◆ **TRY IT**
Keep only the lines that hold the string "true", filtering out the rest of the entries below.

(Saved data entries)
_ _ _ _
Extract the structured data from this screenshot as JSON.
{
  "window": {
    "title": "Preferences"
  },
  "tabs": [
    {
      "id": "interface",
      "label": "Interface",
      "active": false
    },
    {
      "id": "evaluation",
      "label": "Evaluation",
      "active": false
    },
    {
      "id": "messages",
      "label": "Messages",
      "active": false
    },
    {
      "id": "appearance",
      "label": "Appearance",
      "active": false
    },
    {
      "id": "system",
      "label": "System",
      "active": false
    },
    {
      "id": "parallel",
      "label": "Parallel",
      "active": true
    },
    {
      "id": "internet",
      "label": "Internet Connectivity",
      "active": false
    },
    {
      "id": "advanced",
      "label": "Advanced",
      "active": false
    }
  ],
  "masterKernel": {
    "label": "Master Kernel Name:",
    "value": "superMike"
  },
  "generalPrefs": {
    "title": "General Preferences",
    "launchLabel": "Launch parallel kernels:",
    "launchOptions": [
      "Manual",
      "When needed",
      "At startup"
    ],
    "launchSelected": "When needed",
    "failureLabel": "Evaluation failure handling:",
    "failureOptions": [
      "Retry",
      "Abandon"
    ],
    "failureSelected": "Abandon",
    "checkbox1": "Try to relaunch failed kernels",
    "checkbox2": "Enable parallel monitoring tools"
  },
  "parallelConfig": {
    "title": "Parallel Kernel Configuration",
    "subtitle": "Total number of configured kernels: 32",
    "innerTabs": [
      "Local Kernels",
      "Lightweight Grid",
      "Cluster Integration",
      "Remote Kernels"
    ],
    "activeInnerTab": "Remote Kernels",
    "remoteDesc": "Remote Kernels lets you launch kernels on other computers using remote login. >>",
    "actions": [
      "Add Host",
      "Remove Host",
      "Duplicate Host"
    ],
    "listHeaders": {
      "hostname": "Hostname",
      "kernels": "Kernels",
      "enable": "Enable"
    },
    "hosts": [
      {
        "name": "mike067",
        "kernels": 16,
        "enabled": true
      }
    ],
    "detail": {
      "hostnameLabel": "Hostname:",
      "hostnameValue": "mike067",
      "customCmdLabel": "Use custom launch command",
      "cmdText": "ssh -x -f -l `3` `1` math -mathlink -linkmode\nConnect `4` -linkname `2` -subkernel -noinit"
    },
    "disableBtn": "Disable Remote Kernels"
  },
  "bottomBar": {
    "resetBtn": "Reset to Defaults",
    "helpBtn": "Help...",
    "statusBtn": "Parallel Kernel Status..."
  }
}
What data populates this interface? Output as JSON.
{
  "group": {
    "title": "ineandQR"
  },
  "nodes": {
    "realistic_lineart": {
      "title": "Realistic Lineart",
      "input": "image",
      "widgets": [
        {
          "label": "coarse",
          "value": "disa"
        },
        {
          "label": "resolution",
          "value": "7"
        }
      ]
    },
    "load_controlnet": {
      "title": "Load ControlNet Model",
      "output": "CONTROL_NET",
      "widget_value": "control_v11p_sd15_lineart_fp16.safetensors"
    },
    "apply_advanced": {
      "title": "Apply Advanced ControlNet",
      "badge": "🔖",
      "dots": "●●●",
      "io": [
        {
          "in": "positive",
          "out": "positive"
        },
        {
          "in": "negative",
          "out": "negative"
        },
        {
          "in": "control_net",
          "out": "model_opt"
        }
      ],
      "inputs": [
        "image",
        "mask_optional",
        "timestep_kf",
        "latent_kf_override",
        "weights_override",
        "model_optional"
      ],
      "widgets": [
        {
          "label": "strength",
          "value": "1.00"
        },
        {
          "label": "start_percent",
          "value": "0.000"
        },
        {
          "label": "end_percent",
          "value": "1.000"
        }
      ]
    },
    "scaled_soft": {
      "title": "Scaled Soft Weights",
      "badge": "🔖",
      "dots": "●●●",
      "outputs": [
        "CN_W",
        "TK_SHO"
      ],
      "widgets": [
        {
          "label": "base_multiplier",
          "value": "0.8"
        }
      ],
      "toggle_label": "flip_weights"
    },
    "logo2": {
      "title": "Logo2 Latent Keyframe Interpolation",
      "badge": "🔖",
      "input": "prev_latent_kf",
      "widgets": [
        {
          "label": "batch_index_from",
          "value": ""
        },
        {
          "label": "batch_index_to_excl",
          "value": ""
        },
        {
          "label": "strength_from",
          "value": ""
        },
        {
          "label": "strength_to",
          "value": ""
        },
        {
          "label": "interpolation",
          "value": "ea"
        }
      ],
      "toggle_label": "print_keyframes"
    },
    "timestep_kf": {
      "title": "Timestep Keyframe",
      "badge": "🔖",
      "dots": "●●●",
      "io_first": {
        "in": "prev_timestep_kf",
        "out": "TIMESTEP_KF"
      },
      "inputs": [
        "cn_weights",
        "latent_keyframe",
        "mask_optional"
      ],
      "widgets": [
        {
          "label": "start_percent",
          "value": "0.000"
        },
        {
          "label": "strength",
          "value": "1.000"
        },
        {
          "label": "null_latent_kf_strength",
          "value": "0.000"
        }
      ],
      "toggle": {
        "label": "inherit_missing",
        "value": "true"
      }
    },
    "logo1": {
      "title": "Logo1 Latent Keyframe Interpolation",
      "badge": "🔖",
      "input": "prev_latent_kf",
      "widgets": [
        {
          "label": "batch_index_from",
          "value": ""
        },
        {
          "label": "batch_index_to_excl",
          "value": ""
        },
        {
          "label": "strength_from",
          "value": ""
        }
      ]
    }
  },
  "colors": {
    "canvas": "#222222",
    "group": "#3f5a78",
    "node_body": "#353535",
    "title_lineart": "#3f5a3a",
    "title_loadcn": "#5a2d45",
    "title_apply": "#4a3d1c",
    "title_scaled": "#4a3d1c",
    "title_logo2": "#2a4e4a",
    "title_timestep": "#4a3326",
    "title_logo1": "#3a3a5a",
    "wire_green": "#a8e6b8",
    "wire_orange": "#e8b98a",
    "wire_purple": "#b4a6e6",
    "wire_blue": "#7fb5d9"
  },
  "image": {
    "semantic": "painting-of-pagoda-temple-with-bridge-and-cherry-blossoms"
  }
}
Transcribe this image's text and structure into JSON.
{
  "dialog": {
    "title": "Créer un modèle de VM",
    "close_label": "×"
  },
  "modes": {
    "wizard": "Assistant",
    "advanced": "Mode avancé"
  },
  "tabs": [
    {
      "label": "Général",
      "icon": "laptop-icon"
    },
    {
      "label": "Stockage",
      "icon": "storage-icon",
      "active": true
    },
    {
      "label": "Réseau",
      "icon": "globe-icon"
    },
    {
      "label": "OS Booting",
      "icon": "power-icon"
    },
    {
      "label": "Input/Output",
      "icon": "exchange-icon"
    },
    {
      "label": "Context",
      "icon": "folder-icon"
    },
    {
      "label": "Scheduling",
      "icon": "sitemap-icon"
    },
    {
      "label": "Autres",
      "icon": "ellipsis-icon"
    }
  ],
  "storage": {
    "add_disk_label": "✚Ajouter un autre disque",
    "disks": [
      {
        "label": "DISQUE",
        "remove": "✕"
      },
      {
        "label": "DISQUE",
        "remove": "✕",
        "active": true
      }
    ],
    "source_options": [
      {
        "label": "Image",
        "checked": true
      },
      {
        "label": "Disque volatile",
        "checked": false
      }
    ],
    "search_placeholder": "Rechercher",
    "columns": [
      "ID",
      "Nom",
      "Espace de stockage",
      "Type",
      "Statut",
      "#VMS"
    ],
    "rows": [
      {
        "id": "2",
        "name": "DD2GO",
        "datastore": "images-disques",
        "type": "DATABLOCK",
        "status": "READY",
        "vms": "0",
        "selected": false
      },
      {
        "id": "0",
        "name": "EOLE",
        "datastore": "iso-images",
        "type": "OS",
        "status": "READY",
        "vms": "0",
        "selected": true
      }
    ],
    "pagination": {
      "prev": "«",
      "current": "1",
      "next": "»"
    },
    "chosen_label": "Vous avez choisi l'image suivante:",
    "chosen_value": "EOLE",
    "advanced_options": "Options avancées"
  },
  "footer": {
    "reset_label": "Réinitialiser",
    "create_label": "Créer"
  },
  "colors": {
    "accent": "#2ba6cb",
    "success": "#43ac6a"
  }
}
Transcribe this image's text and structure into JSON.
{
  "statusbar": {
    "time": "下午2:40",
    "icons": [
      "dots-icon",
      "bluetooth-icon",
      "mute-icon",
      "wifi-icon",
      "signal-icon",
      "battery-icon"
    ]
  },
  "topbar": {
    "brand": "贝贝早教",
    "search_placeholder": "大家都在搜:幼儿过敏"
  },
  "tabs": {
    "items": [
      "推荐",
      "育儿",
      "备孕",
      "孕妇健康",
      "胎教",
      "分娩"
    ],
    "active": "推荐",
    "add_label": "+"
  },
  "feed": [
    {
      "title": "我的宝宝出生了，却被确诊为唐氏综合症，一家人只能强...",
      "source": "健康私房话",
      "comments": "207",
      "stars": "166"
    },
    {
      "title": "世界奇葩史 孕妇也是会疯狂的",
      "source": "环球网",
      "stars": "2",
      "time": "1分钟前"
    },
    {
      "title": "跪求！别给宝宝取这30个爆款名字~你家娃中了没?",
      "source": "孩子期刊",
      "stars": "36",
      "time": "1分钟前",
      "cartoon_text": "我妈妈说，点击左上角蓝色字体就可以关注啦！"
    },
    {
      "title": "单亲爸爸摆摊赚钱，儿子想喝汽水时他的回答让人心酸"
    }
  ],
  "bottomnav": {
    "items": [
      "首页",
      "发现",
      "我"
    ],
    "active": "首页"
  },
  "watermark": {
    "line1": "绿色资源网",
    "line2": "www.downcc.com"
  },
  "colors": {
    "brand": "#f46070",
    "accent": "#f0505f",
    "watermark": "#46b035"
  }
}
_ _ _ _
◆ **ANSWER TO THIS PROBLEM**
      "active": true
        "enabled": true
        "value": "true"
      "active": true
        "active": true
        "checked": true
        "selected": true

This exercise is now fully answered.